As the election count pointed towards Boylan's win, the Fianna Fáil candidate Mary Fitzpatrick asked: "Who could have said somebody would come from nowhere, no track record in Dublin, and still take the lead and steal the first seat and probably have a surplus?".
Member of the European Parliament
Boylan was a campaigner for the release of Ibrahim Halawa, an Irish citizen from Firhouse in South Dublin who was imprisoned in Egypt between 2013 and 2017 and was adopted by Amnesty International as a prisoner of conscience. In March 2015, Boylan described Halawa as an "Irish-speaking, GAA-playing Dublin lad", and asked if the Irish Government would do more if his name was "Paddy Murphy". In December 2015, Boylan sponsored a motion in the European Parliament calling Halawa's release. She introduced his two sisters to the Parliament before the vote, which passed by over 560 votes to 11.
She lost her seat at the 2019 European Parliament election.
Boylan was elected to the Seanad in April 2020 as a Senator for the Agricultural Panel. She was the Sinn Féin candidate at the 2021 Dublin Bay South by-election. She was not elected, getting 4,245 first-preference votes (15.8%).
Boylan is the partner of Eoin Ó Broin, who has been the Sinn Féin TD for Dublin Mid-West since 2016. They live in Clondalkin, South Dublin.
- ^ "Lynn Boylan". Oireachtas Members Database. Archived from the original on 21 August 2020. Retrieved 21 April 2020.
- ^ McGee, Harry (26 May 2014). "Lynn Boylan is first MEP to be elected in Dublin". Irish Times. Archived from the original on 26 May 2014. Retrieved 26 May 2014.
- ^ a b c Moloney, Mark (2 January 2014). "Running for an all-Ireland team in Europe - Dublin EU candidate talks to An Phoblacht". An Phoblacht. Archived from the original on 5 September 2019. Retrieved 26 May 2014.
- ^ a b c d e Lord, Miriam (22 May 2014). "The Sinn Féin candidate who is making a name for herself". Irish Times. Archived from the original on 5 August 2016. Retrieved 16 June 2016.
- ^ a b c "Lynn Boylan". ElectionsIreland.org. Archived from the original on 12 April 2016. Retrieved 16 June 2016.
- ^ a b c Caroline, O’Doherty (22 May 2014). "Opposition finds Boylan's victory hard to swallow". Irish Examiner. Archived from the original on 19 September 2015. Retrieved 26 May 2014.
- ^ a b c Clifford, Michael (22 May 2014). "Lynn Boylan: The new Mary Lou?". Irish Examiner.

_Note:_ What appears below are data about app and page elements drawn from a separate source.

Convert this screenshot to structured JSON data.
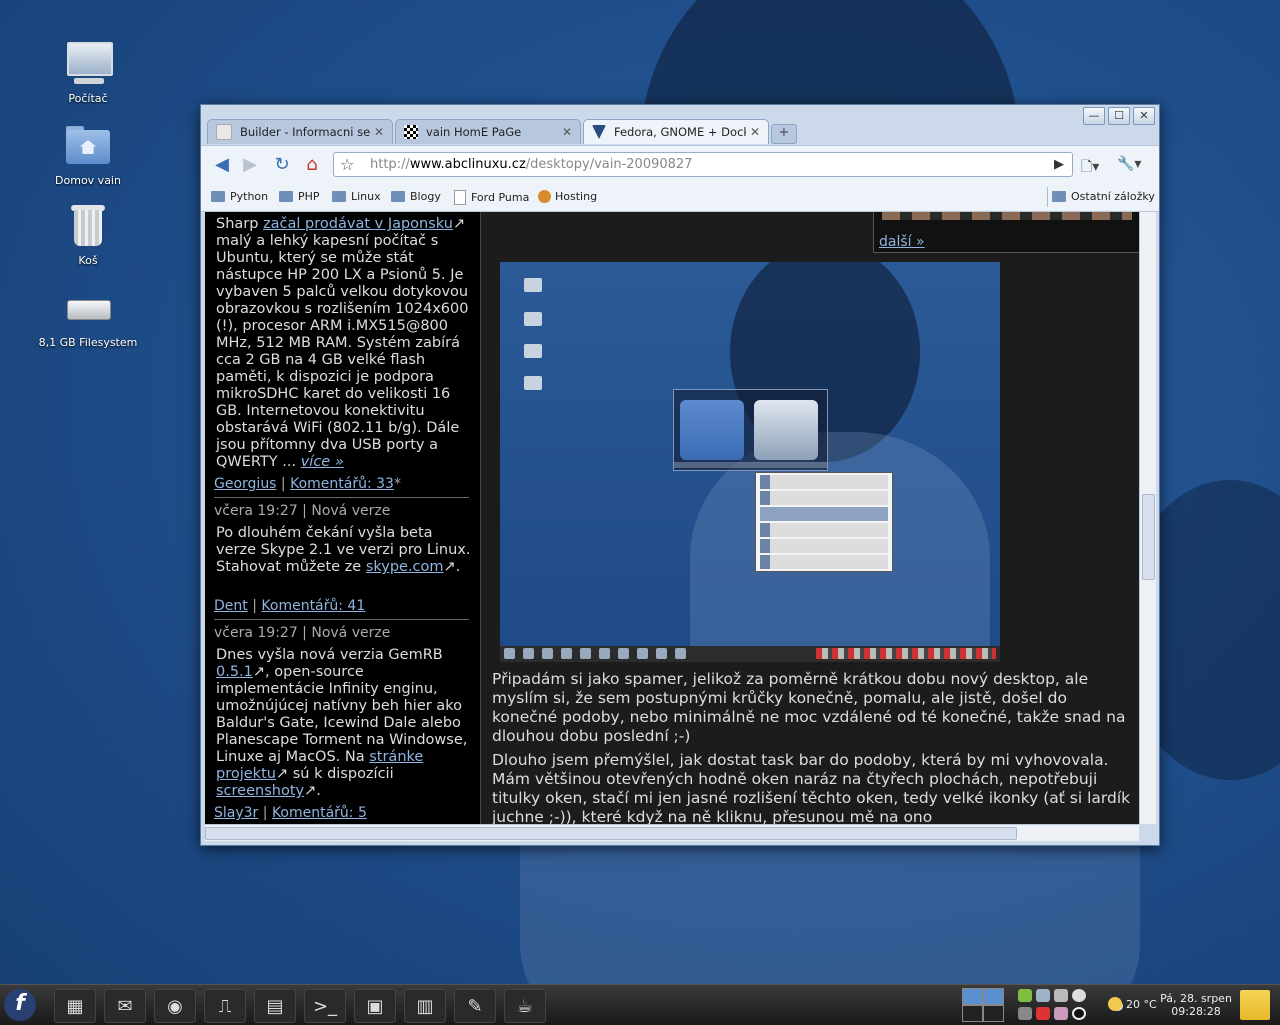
{
  "desktop": {
    "icons": [
      {
        "label": "Počítač"
      },
      {
        "label": "Domov vain"
      },
      {
        "label": "Koš"
      },
      {
        "label": "8,1 GB Filesystem"
      }
    ]
  },
  "browser": {
    "tabs": [
      {
        "title": "Builder - Informacni ser...",
        "close": "✕"
      },
      {
        "title": "vain HomE PaGe",
        "close": "✕"
      },
      {
        "title": "Fedora, GNOME + Dockb...",
        "close": "✕"
      }
    ],
    "new_tab": "+",
    "window_buttons": {
      "minimize": "—",
      "maximize": "☐",
      "close": "✕"
    },
    "url_prefix": "http://",
    "url_domain": "www.abclinuxu.cz",
    "url_path": "/desktopy/vain-20090827",
    "bookmarks": [
      {
        "label": "Python"
      },
      {
        "label": "PHP"
      },
      {
        "label": "Linux"
      },
      {
        "label": "Blogy"
      },
      {
        "label": "Ford Puma"
      },
      {
        "label": "Hosting"
      }
    ],
    "other_bookmarks": "Ostatní záložky"
  },
  "page": {
    "news": [
      {
        "t1": "Sharp ",
        "link1": "začal prodávat v Japonsku",
        "t2": "↗ malý a lehký kapesní počítač s Ubuntu, který se může stát nástupce HP 200 LX a Psionů 5. Je vybaven 5 palců velkou dotykovou obrazovkou s rozlišením 1024x600 (!), procesor ARM i.MX515@800 MHz, 512 MB RAM. Systém zabírá cca 2 GB na 4 GB velké flash paměti, k dispozici je podpora mikroSDHC karet do velikosti 16 GB. Internetovou konektivitu obstarává WiFi (802.11 b/g). Dále jsou přítomny dva USB porty a QWERTY ... ",
        "more": "více »",
        "author": "Georgius",
        "comments": "Komentářů: 33",
        "mark": "*"
      },
      {
        "meta": "včera 19:27 | Nová verze",
        "t1": "Po dlouhém čekání vyšla beta verze Skype 2.1 ve verzi pro Linux. Stahovat můžete ze ",
        "link1": "skype.com",
        "t2": "↗.",
        "author": "Dent",
        "comments": "Komentářů: 41"
      },
      {
        "meta": "včera 19:27 | Nová verze",
        "t1": "Dnes vyšla nová verzia GemRB ",
        "link1": "0.5.1",
        "t2": "↗, open-source implementácie Infinity enginu, umožnújúcej natívny beh hier ako Baldur's Gate, Icewind Dale alebo Planescape Torment na Windowse, Linuxe aj MacOS. Na ",
        "link2": "stránke projektu",
        "t3": "↗ sú k dispozícii ",
        "link3": "screenshoty",
        "t4": "↗.",
        "author": "Slay3r",
        "comments": "Komentářů: 5"
      }
    ],
    "more_users": "další »",
    "article_p1": "Připadám si jako spamer, jelikož za poměrně krátkou dobu nový desktop, ale myslím si, že sem postupnými krůčky konečně, pomalu, ale jistě, došel do konečné podoby, nebo minimálně ne moc vzdálené od té konečné, takže snad na dlouhou dobu poslední ;-)",
    "article_p2": "Dlouho jsem přemýšlel, jak dostat task bar do podoby, která by mi vyhovovala. Mám většinou otevřených hodně oken naráz na čtyřech plochách, nepotřebuji titulky oken, stačí mi jen jasné rozlišení těchto oken, tedy velké ikonky (ať si lardík juchne ;-)), které když na ně kliknu, přesunou mě na ono"
  },
  "taskbar": {
    "launcher": "f",
    "weather": "20 °C",
    "clock_date": "Pá, 28. srpen",
    "clock_time": "09:28:28"
  },
  "colors": {
    "desktop_bg": "#1f4f8c",
    "link": "#8fb4e0",
    "page_bg": "#000000"
  }
}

Archived from the original on 26 May 2014. Retrieved 26 May 2014.
- ^ Drennan, John (27 April 2014). "'Cinderella girl' looks likely to claim capital as respectable face of Sinn Fein Nua". Irish Independent. Archived from the original on 8 August 2016. Retrieved 16 June 2016.
- ^ Brennan, Colin (2 June 2016). "Irishman Ibrahim Halawa reveals 'gruesome tortures' in Egyptian prison hell". Irish Mirror. Archived from the original on 4 June 2016. Retrieved 16 June 2016.

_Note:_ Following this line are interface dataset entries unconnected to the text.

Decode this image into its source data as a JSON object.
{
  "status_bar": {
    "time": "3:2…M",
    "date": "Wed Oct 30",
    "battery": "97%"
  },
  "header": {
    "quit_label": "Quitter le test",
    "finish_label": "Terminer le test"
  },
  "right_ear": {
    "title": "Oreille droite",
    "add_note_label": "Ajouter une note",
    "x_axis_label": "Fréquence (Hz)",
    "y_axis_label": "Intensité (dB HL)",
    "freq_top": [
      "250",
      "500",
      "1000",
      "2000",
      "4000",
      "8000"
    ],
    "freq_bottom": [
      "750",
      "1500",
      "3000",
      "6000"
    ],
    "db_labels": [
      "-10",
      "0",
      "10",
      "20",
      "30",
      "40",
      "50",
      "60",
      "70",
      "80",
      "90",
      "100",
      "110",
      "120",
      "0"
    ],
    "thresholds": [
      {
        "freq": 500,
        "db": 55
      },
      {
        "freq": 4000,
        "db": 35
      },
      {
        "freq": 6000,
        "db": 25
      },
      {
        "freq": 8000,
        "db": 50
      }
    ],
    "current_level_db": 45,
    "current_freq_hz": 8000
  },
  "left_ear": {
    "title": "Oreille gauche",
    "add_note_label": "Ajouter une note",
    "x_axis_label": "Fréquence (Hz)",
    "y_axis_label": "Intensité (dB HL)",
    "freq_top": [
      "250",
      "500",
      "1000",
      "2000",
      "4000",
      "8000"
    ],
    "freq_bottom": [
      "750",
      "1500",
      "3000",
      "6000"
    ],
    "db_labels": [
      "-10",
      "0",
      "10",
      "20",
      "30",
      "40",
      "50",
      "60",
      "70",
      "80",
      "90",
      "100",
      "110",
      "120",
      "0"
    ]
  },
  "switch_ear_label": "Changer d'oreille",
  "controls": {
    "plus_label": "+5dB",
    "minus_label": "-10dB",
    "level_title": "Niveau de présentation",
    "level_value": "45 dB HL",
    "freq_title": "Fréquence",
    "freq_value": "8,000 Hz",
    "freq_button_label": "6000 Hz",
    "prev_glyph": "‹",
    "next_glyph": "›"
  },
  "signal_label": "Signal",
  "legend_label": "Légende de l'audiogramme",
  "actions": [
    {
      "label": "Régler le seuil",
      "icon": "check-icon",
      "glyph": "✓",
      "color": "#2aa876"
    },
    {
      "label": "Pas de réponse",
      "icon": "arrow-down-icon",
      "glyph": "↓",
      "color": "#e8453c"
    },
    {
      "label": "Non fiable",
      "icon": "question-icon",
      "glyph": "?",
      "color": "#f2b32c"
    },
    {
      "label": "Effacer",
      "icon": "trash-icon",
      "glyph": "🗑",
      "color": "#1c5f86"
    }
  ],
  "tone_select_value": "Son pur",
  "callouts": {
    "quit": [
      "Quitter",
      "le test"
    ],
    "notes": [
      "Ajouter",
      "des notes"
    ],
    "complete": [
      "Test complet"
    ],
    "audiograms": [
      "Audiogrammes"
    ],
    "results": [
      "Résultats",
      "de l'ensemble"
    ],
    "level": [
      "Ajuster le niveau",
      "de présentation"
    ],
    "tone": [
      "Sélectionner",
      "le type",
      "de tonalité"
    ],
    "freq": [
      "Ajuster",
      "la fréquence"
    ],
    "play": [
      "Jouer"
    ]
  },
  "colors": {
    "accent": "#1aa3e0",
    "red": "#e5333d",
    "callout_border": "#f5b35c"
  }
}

- ^ a b "MEPs pass resolution seeking Halawa release". RTÉ News. 17 December 2015. Archived from the original on 12 August 2016. Retrieved 16 June 2016.
- ^ "Free Ibrahim Halawa". Amnesty International. Archived from the original on 6 April 2016. Retrieved 16 June 2016.

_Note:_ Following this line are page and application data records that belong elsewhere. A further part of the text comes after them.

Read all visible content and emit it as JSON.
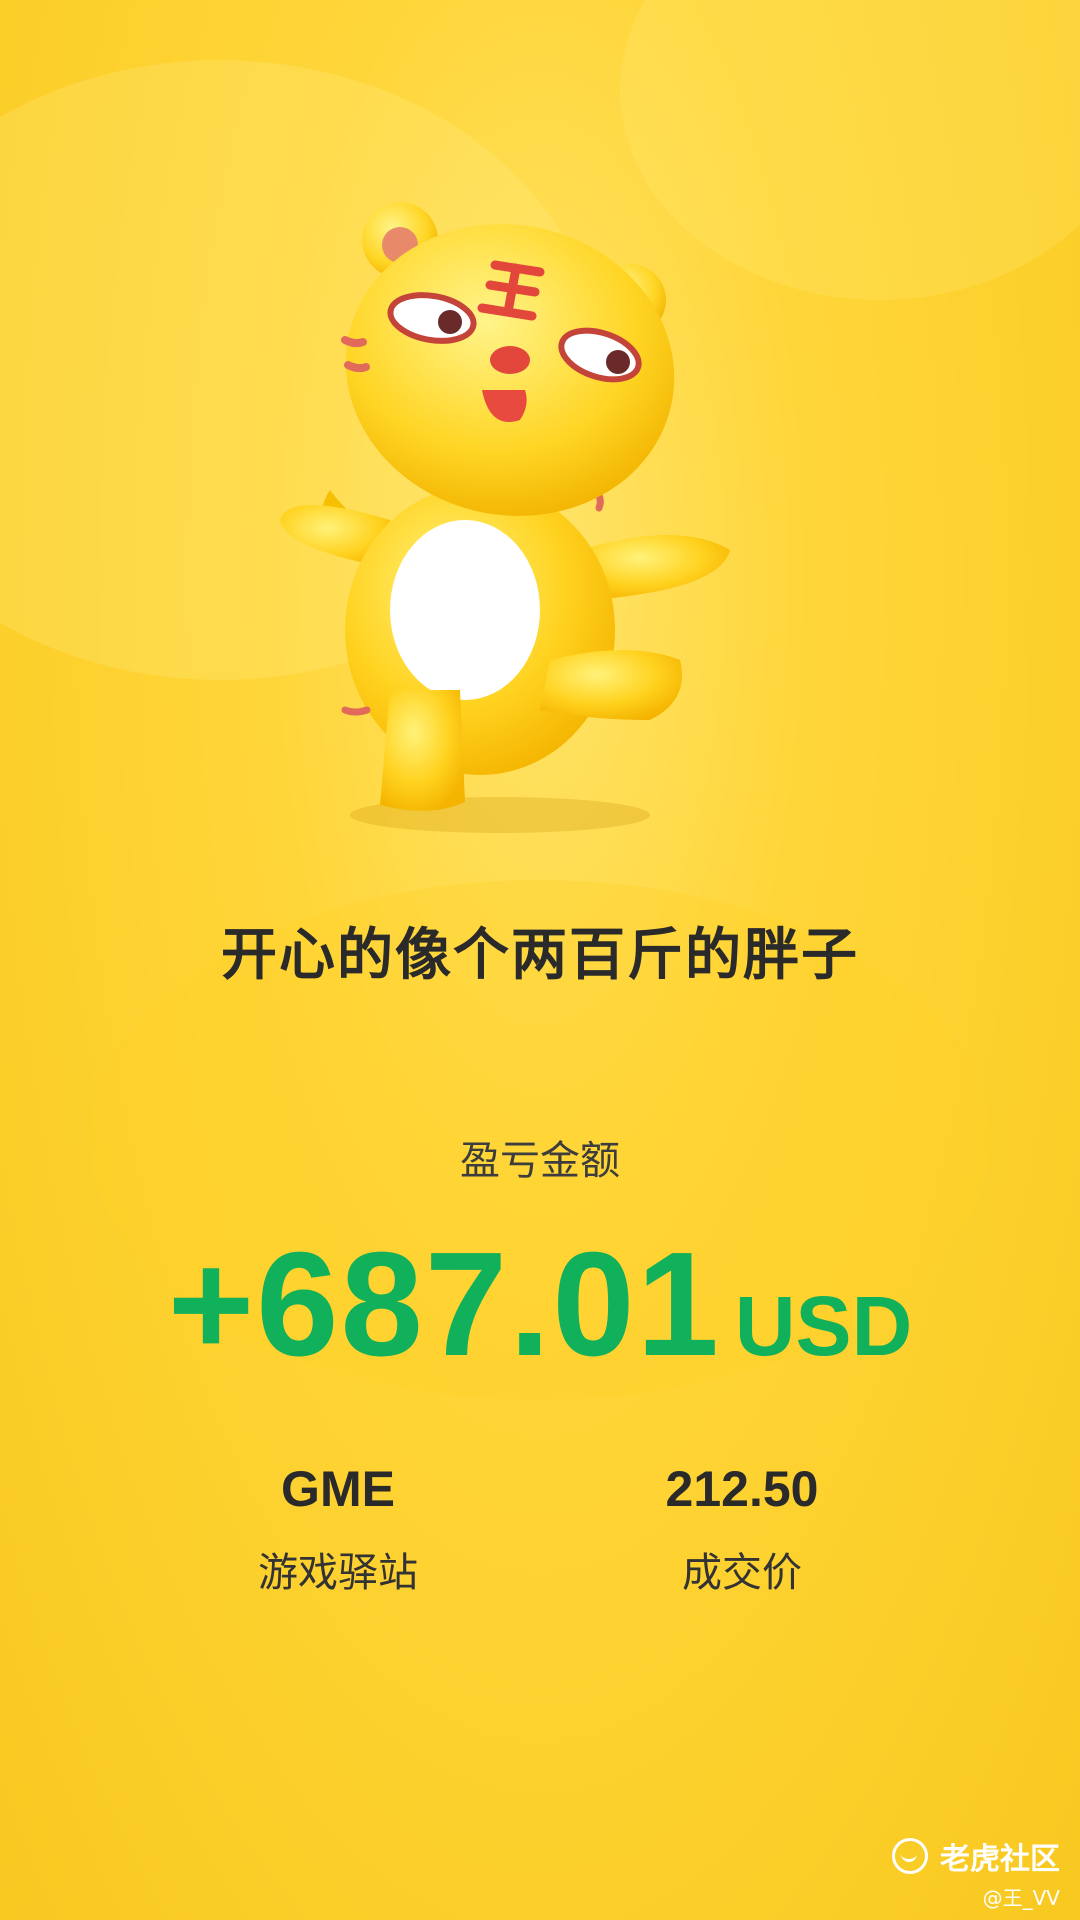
{
  "headline": "开心的像个两百斤的胖子",
  "profit_loss": {
    "label": "盈亏金额",
    "amount": "+687.01",
    "currency": "USD",
    "color": "#11b05a"
  },
  "stats": {
    "left": {
      "value": "GME",
      "caption": "游戏驿站"
    },
    "right": {
      "value": "212.50",
      "caption": "成交价"
    }
  },
  "watermark": {
    "brand": "老虎社区",
    "handle": "@王_VV",
    "logo_icon": "smile-circle-icon"
  },
  "colors": {
    "background": "#fcd22d",
    "text_dark": "#2a2a2a",
    "profit_green": "#11b05a"
  },
  "mascot": {
    "icon": "tiger-mascot-icon"
  }
}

- ^ McGreevy, Ronan (27 March 2015). "Halawa family call for public support to get brother released". Irish Times. Archived from the original on 6 August 2016. Retrieved 16 June 2016.
- ^ "Lynn Boylan nominated to stand as Sinn Féin candidate Dublin Bay South by-election". RTE News. 1 June 2021. Archived from the original on 3 June 2021. Retrieved 2 June 2021.
- ^ "Dublin Bay South by-election". The Irish Times. 9 July 2021. Archived from the original on 9 July 2021. Retrieved 9 July 2021.
- ^ Holland, Kitty (27 February 2016). "Profile: Eoin Ó Broin (SF)". Irish Times. Archived from the original on 6 August 2016. Retrieved 16 June 2016.
- Personal profile of Lynn Boylan in the European Parliament's database of members
- Lynn Boylan's page on the VoteWatch website
- 1976 births
- Living people
- Alumni of University College Dublin
- Irish socialists
- Members of the 26th Seanad
- 21st-century women members of Seanad Éireann
- MEPs for the Republic of Ireland 2014–2019
- People from South Dublin (county)
- Sinn Féin MEPs
- Sinn Féin senators
- 21st-century women MEPs for the Republic of Ireland